TASK TO CARRY OUT: What this exercise calls for is an exact copy of the data.

EXERCISE MATERIAL:

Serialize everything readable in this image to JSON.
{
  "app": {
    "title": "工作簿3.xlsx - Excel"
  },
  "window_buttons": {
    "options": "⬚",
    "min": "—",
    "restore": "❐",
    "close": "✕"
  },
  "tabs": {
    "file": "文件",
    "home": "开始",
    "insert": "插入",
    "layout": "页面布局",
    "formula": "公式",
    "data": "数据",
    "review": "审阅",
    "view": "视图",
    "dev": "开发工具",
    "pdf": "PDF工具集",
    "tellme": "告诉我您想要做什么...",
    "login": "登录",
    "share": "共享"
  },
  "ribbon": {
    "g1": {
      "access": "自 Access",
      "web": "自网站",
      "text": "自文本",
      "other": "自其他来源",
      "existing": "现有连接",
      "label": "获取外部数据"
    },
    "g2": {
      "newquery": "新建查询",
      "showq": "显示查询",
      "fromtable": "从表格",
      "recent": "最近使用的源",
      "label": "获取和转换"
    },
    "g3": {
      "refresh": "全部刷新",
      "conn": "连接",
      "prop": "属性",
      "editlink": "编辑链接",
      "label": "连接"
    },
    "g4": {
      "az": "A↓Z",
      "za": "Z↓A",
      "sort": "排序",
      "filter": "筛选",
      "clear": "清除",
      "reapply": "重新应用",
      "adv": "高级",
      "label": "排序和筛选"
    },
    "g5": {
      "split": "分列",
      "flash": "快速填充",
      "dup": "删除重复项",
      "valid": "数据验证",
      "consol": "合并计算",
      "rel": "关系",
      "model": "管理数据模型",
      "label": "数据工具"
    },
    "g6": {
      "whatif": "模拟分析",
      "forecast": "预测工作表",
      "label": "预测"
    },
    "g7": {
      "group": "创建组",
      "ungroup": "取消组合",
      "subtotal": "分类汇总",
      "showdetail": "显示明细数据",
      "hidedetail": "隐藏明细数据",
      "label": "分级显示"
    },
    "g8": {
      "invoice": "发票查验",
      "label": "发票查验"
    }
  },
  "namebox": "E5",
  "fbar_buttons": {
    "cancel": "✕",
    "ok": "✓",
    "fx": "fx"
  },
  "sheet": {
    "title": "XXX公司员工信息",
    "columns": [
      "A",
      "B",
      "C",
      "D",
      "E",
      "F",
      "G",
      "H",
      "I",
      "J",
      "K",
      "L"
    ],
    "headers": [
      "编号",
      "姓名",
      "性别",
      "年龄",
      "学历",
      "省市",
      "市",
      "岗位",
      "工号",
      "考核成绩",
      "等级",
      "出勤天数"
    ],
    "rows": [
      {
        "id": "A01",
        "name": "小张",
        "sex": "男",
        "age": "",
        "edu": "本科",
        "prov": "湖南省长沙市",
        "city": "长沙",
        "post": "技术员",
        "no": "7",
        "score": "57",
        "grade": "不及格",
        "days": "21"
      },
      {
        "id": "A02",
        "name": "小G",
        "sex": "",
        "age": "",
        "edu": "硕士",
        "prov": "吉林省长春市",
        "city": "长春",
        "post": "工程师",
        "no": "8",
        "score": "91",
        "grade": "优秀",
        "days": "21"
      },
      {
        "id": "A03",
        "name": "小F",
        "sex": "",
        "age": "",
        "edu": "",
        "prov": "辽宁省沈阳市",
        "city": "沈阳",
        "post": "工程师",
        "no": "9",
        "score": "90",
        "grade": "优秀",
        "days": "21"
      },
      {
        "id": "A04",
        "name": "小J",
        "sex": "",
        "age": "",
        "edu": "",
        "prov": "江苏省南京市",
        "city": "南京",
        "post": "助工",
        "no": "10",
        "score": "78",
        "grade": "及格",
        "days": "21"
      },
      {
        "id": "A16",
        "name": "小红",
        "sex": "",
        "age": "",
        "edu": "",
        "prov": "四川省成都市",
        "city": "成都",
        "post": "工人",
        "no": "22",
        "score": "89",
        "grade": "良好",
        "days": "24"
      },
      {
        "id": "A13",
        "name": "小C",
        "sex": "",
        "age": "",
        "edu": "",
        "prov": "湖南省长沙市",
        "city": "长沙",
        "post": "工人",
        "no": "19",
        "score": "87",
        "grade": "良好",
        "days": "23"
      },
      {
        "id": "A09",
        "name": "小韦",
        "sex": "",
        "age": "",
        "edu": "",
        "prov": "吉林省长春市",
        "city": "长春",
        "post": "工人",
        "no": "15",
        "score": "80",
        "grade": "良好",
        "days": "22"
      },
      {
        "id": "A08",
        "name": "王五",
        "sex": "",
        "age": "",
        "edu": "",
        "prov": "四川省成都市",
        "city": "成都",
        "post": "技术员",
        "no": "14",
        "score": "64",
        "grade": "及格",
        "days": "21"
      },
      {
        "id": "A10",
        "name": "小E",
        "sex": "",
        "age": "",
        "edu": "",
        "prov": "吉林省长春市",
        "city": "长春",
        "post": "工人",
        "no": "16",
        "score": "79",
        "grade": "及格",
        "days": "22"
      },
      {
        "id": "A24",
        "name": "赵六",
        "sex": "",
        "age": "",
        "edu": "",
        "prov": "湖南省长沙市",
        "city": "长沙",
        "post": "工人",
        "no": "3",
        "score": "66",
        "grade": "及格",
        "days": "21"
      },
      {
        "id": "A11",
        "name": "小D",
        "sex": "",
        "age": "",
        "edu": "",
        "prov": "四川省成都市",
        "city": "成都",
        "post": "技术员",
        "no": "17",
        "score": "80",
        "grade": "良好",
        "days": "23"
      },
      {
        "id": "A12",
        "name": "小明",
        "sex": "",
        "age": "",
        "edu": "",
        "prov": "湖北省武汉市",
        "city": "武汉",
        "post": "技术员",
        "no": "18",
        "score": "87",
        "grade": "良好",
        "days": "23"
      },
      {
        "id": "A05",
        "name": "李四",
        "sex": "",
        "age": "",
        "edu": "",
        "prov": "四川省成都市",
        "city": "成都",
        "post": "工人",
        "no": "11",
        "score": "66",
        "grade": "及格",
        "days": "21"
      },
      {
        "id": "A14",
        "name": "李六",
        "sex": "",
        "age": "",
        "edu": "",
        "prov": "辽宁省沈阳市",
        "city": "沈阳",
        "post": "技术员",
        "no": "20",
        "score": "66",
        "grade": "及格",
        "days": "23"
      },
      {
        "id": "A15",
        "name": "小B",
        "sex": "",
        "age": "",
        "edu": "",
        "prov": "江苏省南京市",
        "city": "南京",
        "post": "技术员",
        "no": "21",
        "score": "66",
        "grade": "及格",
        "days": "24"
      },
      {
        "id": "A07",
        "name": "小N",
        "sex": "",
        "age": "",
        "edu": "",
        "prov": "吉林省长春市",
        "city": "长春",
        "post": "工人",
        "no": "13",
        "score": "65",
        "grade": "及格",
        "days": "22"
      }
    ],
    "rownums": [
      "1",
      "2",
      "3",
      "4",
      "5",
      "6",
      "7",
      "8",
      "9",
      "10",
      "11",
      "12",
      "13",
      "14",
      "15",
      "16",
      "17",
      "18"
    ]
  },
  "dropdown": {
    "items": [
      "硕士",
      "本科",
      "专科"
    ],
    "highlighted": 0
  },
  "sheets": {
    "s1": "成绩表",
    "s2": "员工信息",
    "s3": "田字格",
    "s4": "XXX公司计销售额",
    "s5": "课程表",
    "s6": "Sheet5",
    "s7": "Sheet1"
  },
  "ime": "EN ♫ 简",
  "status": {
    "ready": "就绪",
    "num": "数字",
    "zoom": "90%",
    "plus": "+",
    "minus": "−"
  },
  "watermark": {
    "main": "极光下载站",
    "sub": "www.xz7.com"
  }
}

RESPONSE TO THE TASK:
Serialize everything readable in this image to JSON.
{
  "app": {
    "title": "工作簿3.xlsx - Excel"
  },
  "window_buttons": {
    "options": "⬚",
    "min": "—",
    "restore": "❐",
    "close": "✕"
  },
  "tabs": {
    "file": "文件",
    "home": "开始",
    "insert": "插入",
    "layout": "页面布局",
    "formula": "公式",
    "data": "数据",
    "review": "审阅",
    "view": "视图",
    "dev": "开发工具",
    "pdf": "PDF工具集",
    "tellme": "告诉我您想要做什么...",
    "login": "登录",
    "share": "共享"
  },
  "ribbon": {
    "g1": {
      "access": "自 Access",
      "web": "自网站",
      "text": "自文本",
      "other": "自其他来源",
      "existing": "现有连接",
      "label": "获取外部数据"
    },
    "g2": {
      "newquery": "新建查询",
      "showq": "显示查询",
      "fromtable": "从表格",
      "recent": "最近使用的源",
      "label": "获取和转换"
    },
    "g3": {
      "refresh": "全部刷新",
      "conn": "连接",
      "prop": "属性",
      "editlink": "编辑链接",
      "label": "连接"
    },
    "g4": {
      "az": "A↓Z",
      "za": "Z↓A",
      "sort": "排序",
      "filter": "筛选",
      "clear": "清除",
      "reapply": "重新应用",
      "adv": "高级",
      "label": "排序和筛选"
    },
    "g5": {
      "split": "分列",
      "flash": "快速填充",
      "dup": "删除重复项",
      "valid": "数据验证",
      "consol": "合并计算",
      "rel": "关系",
      "model": "管理数据模型",
      "label": "数据工具"
    },
    "g6": {
      "whatif": "模拟分析",
      "forecast": "预测工作表",
      "label": "预测"
    },
    "g7": {
      "group": "创建组",
      "ungroup": "取消组合",
      "subtotal": "分类汇总",
      "showdetail": "显示明细数据",
      "hidedetail": "隐藏明细数据",
      "label": "分级显示"
    },
    "g8": {
      "invoice": "发票查验",
      "label": "发票查验"
    }
  },
  "namebox": "E5",
  "fbar_buttons": {
    "cancel": "✕",
    "ok": "✓",
    "fx": "fx"
  },
  "sheet": {
    "title": "XXX公司员工信息",
    "columns": [
      "A",
      "B",
      "C",
      "D",
      "E",
      "F",
      "G",
      "H",
      "I",
      "J",
      "K",
      "L"
    ],
    "headers": [
      "编号",
      "姓名",
      "性别",
      "年龄",
      "学历",
      "省市",
      "市",
      "岗位",
      "工号",
      "考核成绩",
      "等级",
      "出勤天数"
    ],
    "rows": [
      {
        "id": "A01",
        "name": "小张",
        "sex": "男",
        "age": "",
        "edu": "本科",
        "prov": "湖南省长沙市",
        "city": "长沙",
        "post": "技术员",
        "no": "7",
        "score": "57",
        "grade": "不及格",
        "days": "21"
      },
      {
        "id": "A02",
        "name": "小G",
        "sex": "",
        "age": "",
        "edu": "硕士",
        "prov": "吉林省长春市",
        "city": "长春",
        "post": "工程师",
        "no": "8",
        "score": "91",
        "grade": "优秀",
        "days": "21"
      },
      {
        "id": "A03",
        "name": "小F",
        "sex": "",
        "age": "",
        "edu": "",
        "prov": "辽宁省沈阳市",
        "city": "沈阳",
        "post": "工程师",
        "no": "9",
        "score": "90",
        "grade": "优秀",
        "days": "21"
      },
      {
        "id": "A04",
        "name": "小J",
        "sex": "",
        "age": "",
        "edu": "",
        "prov": "江苏省南京市",
        "city": "南京",
        "post": "助工",
        "no": "10",
        "score": "78",
        "grade": "及格",
        "days": "21"
      },
      {
        "id": "A16",
        "name": "小红",
        "sex": "",
        "age": "",
        "edu": "",
        "prov": "四川省成都市",
        "city": "成都",
        "post": "工人",
        "no": "22",
        "score": "89",
        "grade": "良好",
        "days": "24"
      },
      {
        "id": "A13",
        "name": "小C",
        "sex": "",
        "age": "",
        "edu": "",
        "prov": "湖南省长沙市",
        "city": "长沙",
        "post": "工人",
        "no": "19",
        "score": "87",
        "grade": "良好",
        "days": "23"
      },
      {
        "id": "A09",
        "name": "小韦",
        "sex": "",
        "age": "",
        "edu": "",
        "prov": "吉林省长春市",
        "city": "长春",
        "post": "工人",
        "no": "15",
        "score": "80",
        "grade": "良好",
        "days": "22"
      },
      {
        "id": "A08",
        "name": "王五",
        "sex": "",
        "age": "",
        "edu": "",
        "prov": "四川省成都市",
        "city": "成都",
        "post": "技术员",
        "no": "14",
        "score": "64",
        "grade": "及格",
        "days": "21"
      },
      {
        "id": "A10",
        "name": "小E",
        "sex": "",
        "age": "",
        "edu": "",
        "prov": "吉林省长春市",
        "city": "长春",
        "post": "工人",
        "no": "16",
        "score": "79",
        "grade": "及格",
        "days": "22"
      },
      {
        "id": "A24",
        "name": "赵六",
        "sex": "",
        "age": "",
        "edu": "",
        "prov": "湖南省长沙市",
        "city": "长沙",
        "post": "工人",
        "no": "3",
        "score": "66",
        "grade": "及格",
        "days": "21"
      },
      {
        "id": "A11",
        "name": "小D",
        "sex": "",
        "age": "",
        "edu": "",
        "prov": "四川省成都市",
        "city": "成都",
        "post": "技术员",
        "no": "17",
        "score": "80",
        "grade": "良好",
        "days": "23"
      },
      {
        "id": "A12",
        "name": "小明",
        "sex": "",
        "age": "",
        "edu": "",
        "prov": "湖北省武汉市",
        "city": "武汉",
        "post": "技术员",
        "no": "18",
        "score": "87",
        "grade": "良好",
        "days": "23"
      },
      {
        "id": "A05",
        "name": "李四",
        "sex": "",
        "age": "",
        "edu": "",
        "prov": "四川省成都市",
        "city": "成都",
        "post": "工人",
        "no": "11",
        "score": "66",
        "grade": "及格",
        "days": "21"
      },
      {
        "id": "A14",
        "name": "李六",
        "sex": "",
        "age": "",
        "edu": "",
        "prov": "辽宁省沈阳市",
        "city": "沈阳",
        "post": "技术员",
        "no": "20",
        "score": "66",
        "grade": "及格",
        "days": "23"
      },
      {
        "id": "A15",
        "name": "小B",
        "sex": "",
        "age": "",
        "edu": "",
        "prov": "江苏省南京市",
        "city": "南京",
        "post": "技术员",
        "no": "21",
        "score": "66",
        "grade": "及格",
        "days": "24"
      },
      {
        "id": "A07",
        "name": "小N",
        "sex": "",
        "age": "",
        "edu": "",
        "prov": "吉林省长春市",
        "city": "长春",
        "post": "工人",
        "no": "13",
        "score": "65",
        "grade": "及格",
        "days": "22"
      }
    ],
    "rownums": [
      "1",
      "2",
      "3",
      "4",
      "5",
      "6",
      "7",
      "8",
      "9",
      "10",
      "11",
      "12",
      "13",
      "14",
      "15",
      "16",
      "17",
      "18"
    ]
  },
  "dropdown": {
    "items": [
      "硕士",
      "本科",
      "专科"
    ],
    "highlighted": 0
  },
  "sheets": {
    "s1": "成绩表",
    "s2": "员工信息",
    "s3": "田字格",
    "s4": "XXX公司计销售额",
    "s5": "课程表",
    "s6": "Sheet5",
    "s7": "Sheet1"
  },
  "ime": "EN ♫ 简",
  "status": {
    "ready": "就绪",
    "num": "数字",
    "zoom": "90%",
    "plus": "+",
    "minus": "−"
  },
  "watermark": {
    "main": "极光下载站",
    "sub": "www.xz7.com"
  }
}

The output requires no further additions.